the Government aim to make better use of the conditional cautioning scheme for women as an alternative to court proceedings. National rollout of this scheme has just been completed and provides offenders who have admitted committing a low-level offence the opportunity to be diverted from court by accepting a caution with conditions. Consideration is being given to testing out a rehabilitative condition for women as part of their caution. In this instance, the main condition will be to attend a women’s centre for assessment. This will link with the Together Women Programme sites to test the benefit of combining a caution with access to the supportive wrap-around services available;

a short project was set up to consider the recommendation advocating small custodial units for 20 to 30 women. The Government accept the principles Baroness Corston developed, but the findings of the project identified significant issues that suggest standalone units of that size are neither feasible nor desirable. In addition, it would not be possible to deliver the range of services required to meet the full range of women’s specific needs. The design of a new 77 place wing at HMP Bronzefield (due for completion in 2009) will provide an opportunity to implement, test and embed a new approach to the physical environment and delivery of regimes that could test out these principles;

the Ministry of Justice Gender Equality Scheme was published on 1 April 2008.  The scheme sets out what is being done to promote gender equality and eliminate unlawful discrimination and harassment in all our business areas, decisions and activities. The principles in the Gender Equality Scheme underpin everything we do as a department and will ensure fair and equal treatment for all;

on 30 May 2008, the Ministry of Justice published a national service framework for women offenders. The framework clearly lays out the Government’s strategy for addressing the needs of women offenders, and represents a significant step forward in the Government’s efforts to make the delivery of Baroness Corston’s recommendations a reality;

on 30 May 2008, the Ministry of Justice also published the Offender Management Guide to Working with Women. The guide details some of the issues, challenges, and opportunities that need to be considered when working with women offenders at all stages of the offender process, including the importance of promoting and developing community-based alternatives to custody;

the Prison Service has introduced a set of gender-specific standards for women’s prisons. The standards, which were published on 28 April 2008 in a new Prison Service Order (4800), will ensure that prisons provide regimes, programmes and support that are sensitive and appropriate for women;

a cross-departmental Criminal Justice Women’s Unit has been established with a senior civil servant appointed to head up the unit. This will manage and co-ordinate the work on Corston across all relevant departments; and

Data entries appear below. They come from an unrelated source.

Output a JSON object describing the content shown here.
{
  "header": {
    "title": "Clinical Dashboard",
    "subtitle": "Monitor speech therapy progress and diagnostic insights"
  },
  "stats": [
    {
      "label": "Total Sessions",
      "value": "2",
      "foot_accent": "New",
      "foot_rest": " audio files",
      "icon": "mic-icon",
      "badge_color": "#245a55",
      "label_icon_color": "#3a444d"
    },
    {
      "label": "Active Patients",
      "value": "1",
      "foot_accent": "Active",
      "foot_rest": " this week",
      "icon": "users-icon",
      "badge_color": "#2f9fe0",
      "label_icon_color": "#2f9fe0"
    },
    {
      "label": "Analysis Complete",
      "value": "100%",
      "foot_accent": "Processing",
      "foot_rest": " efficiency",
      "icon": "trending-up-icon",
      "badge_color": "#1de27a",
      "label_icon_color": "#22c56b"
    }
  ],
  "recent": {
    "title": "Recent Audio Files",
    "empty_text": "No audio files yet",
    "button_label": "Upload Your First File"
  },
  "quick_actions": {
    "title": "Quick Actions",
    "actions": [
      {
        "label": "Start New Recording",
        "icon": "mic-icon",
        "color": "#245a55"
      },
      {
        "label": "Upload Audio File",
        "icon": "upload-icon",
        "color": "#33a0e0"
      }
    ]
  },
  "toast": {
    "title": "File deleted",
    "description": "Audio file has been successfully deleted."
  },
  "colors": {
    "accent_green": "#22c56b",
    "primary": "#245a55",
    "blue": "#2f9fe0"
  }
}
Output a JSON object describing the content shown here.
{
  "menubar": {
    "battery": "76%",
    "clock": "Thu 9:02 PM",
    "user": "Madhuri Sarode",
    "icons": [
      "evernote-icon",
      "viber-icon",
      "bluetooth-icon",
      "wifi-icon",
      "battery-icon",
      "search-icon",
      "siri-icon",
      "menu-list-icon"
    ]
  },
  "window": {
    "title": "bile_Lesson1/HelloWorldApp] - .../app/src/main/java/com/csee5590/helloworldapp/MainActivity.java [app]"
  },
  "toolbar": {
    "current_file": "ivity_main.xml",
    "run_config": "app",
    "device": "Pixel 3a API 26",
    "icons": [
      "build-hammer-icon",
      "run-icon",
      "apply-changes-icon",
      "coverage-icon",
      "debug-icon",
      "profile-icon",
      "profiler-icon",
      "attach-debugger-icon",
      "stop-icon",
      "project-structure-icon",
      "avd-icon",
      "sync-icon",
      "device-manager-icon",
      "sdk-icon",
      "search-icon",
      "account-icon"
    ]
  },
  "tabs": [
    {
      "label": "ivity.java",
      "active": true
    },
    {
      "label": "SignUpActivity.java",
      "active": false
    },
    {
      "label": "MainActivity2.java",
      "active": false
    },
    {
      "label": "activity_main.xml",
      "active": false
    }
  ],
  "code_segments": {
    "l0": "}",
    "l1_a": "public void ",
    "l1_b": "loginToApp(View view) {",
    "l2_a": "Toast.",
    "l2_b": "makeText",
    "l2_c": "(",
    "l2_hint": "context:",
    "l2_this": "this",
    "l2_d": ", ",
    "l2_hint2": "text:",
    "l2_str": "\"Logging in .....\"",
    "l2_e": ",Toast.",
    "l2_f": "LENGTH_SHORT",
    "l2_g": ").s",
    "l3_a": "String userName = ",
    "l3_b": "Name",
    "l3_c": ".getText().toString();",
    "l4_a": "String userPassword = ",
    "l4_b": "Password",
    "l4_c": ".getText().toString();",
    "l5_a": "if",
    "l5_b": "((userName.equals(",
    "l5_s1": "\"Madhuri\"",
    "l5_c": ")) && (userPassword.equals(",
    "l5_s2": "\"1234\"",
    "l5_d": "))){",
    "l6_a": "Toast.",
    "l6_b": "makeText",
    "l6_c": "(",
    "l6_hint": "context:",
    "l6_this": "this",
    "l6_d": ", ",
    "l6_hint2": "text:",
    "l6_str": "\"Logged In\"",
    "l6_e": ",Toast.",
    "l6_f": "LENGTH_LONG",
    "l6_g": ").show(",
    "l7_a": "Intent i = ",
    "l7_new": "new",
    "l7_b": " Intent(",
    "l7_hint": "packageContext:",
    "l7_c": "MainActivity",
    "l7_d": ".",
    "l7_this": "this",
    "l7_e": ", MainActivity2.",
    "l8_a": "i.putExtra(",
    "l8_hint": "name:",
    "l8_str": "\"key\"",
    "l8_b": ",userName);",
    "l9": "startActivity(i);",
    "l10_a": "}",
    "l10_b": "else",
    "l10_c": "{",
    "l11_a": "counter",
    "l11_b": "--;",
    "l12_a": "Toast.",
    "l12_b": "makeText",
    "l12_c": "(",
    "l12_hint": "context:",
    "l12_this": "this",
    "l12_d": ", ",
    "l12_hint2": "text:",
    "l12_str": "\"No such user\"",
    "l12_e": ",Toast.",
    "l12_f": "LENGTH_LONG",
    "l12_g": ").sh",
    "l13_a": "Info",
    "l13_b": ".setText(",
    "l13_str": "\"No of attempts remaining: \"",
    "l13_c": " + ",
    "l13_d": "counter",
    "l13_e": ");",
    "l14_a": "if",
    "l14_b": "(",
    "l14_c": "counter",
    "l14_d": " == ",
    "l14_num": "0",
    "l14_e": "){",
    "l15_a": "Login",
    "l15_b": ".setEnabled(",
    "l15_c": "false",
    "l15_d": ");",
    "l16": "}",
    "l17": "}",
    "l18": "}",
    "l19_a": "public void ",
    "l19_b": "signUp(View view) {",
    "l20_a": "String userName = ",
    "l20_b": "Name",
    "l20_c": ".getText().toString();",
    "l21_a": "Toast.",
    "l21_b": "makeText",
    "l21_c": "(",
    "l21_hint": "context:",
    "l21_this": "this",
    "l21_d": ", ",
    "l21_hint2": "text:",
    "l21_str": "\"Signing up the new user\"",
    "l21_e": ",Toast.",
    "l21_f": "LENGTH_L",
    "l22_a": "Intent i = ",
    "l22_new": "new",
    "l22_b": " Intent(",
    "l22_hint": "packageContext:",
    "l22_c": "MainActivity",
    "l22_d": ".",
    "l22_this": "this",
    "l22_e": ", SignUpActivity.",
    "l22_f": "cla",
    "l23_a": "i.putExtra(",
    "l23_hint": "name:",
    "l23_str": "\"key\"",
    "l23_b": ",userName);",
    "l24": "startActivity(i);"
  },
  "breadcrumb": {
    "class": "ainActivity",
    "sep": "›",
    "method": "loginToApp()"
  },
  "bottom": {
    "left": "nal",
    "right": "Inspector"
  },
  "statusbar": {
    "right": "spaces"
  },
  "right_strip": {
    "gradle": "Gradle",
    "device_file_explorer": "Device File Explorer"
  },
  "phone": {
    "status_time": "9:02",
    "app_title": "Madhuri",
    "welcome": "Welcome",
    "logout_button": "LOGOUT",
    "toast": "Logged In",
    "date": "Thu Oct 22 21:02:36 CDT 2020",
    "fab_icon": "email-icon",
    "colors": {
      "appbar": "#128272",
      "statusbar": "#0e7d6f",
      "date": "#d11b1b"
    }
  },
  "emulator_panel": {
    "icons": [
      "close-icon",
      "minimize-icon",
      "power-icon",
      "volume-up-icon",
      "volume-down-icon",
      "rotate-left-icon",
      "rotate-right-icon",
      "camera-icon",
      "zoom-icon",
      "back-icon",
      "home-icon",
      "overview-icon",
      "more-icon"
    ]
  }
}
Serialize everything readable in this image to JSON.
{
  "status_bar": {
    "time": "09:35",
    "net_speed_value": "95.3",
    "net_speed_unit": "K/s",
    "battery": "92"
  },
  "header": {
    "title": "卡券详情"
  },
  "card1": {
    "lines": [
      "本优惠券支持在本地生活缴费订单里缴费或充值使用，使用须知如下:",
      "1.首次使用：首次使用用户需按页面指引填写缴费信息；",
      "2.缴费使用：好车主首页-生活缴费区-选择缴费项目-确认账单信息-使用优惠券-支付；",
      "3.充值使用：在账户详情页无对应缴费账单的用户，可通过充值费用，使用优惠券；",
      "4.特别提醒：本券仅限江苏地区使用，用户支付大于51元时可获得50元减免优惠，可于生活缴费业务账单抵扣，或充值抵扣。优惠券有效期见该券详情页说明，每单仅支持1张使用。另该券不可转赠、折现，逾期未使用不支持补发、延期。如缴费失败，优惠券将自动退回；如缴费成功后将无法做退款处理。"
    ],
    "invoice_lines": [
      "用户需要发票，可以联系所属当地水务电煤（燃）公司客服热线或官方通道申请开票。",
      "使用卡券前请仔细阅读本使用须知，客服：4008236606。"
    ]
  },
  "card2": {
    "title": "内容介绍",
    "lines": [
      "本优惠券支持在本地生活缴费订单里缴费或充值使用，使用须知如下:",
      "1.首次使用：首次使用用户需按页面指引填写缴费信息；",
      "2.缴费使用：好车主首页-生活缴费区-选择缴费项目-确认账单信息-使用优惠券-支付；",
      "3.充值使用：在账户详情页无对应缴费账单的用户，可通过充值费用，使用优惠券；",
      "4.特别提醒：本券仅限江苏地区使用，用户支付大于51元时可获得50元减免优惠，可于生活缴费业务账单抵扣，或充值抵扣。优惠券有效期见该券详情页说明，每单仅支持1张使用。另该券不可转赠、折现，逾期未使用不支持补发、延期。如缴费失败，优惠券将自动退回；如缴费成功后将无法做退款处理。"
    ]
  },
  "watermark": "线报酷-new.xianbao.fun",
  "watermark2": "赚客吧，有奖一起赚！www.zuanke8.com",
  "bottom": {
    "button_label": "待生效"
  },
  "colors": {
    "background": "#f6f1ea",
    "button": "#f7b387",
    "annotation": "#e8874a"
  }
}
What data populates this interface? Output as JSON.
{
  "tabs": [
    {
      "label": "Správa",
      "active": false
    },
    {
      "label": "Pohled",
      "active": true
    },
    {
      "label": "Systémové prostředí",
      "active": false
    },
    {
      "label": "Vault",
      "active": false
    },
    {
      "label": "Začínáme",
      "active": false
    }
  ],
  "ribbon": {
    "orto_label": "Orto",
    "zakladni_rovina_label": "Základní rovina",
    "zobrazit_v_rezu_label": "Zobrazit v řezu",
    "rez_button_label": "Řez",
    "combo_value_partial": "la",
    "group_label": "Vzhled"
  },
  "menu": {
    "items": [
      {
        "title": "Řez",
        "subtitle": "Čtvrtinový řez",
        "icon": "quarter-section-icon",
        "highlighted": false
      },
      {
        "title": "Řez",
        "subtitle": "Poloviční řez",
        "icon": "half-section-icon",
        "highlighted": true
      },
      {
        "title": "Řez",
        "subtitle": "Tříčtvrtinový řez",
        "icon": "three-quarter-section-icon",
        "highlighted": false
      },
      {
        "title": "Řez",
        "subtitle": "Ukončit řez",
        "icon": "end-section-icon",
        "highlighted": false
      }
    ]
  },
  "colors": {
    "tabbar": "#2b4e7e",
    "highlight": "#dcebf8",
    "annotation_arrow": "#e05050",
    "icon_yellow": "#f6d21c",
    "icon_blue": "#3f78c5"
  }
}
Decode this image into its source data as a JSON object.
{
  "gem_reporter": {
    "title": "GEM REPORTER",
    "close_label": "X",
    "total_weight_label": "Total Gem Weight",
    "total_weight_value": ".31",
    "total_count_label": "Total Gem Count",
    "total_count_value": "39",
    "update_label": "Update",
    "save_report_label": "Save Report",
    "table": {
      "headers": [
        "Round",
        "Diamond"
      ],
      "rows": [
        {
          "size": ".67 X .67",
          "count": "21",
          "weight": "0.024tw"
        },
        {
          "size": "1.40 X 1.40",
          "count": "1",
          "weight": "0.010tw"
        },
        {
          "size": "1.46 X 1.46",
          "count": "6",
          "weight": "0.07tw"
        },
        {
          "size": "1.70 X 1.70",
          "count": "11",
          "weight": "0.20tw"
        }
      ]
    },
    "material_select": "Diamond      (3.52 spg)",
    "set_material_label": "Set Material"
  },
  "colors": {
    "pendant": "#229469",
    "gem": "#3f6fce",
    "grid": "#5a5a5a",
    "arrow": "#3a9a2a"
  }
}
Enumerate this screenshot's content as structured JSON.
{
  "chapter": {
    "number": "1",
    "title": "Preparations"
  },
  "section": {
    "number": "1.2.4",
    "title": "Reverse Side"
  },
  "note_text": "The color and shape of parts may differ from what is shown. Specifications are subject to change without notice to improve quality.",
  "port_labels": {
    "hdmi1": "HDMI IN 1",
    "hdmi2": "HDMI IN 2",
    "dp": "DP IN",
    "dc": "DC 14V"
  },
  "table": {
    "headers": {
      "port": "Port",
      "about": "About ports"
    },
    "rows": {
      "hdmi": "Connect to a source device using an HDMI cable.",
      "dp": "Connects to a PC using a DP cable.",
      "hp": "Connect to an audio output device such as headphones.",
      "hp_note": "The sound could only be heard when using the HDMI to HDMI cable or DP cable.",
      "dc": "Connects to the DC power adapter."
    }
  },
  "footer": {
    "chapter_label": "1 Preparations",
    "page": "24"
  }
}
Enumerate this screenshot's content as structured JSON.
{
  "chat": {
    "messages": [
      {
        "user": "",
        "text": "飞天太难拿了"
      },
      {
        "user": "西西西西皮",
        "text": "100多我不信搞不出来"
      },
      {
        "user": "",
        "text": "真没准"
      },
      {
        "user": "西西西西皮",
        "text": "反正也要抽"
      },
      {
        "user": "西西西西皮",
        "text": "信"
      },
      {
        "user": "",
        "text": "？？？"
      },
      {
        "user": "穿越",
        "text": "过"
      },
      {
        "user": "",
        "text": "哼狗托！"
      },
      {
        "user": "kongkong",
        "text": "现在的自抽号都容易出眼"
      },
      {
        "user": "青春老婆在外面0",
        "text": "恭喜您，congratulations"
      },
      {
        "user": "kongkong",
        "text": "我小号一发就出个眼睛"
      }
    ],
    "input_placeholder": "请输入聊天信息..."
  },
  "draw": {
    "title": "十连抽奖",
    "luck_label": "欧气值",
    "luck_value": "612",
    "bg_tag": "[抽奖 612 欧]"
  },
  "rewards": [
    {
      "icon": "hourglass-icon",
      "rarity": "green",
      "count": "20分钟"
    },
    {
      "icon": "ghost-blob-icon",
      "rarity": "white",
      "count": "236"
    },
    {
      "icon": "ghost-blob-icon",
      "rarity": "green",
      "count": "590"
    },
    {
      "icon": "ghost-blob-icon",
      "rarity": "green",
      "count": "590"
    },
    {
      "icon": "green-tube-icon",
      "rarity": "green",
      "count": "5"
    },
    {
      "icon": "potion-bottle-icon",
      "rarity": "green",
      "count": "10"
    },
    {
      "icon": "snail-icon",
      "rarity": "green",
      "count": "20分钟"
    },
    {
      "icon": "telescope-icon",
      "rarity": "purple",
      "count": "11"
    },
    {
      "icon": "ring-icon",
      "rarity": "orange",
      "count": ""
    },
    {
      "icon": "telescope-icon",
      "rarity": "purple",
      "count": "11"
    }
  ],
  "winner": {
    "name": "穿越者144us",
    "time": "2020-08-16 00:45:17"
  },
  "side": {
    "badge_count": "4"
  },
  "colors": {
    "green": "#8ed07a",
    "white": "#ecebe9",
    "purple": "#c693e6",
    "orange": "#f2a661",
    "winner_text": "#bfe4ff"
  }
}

the interministerial group (IMG) on reducing reoffending now provides overall governance, ensuring cross-departmental commitment to the actions required. I have convened a sub-group to the IMG to drive the work forward and monitor progress against our commitments. Members include the Solicitor-General and Ministers from the Government Equalities Office, Department of Health, Department for Innovation Universities and Skills, Department for Communities and Local Government, and the Home Office.

Another key commitment is to improve health and social care services for women in contact with the criminal justice system. Health-related commissioning guidance specifically focused on services for women and their families will be developed by December 2008. The Government will also have reviewed and set out recommendations for improvements in the healthcare provided to women in police custody, in court cells and during transportation to prison.

I would like to thank my ministerial colleagues and officials in their departments who have contributed to the progress made and I look forward to continuing working with them, and our non-government stakeholders, in taking forward these commitments further. As the Ministerial Champion for Women and Criminal Justice matters, I will continue to make sure that everything possible is done to ensure that we have a system that is properly responsive to the needs and characteristics of women.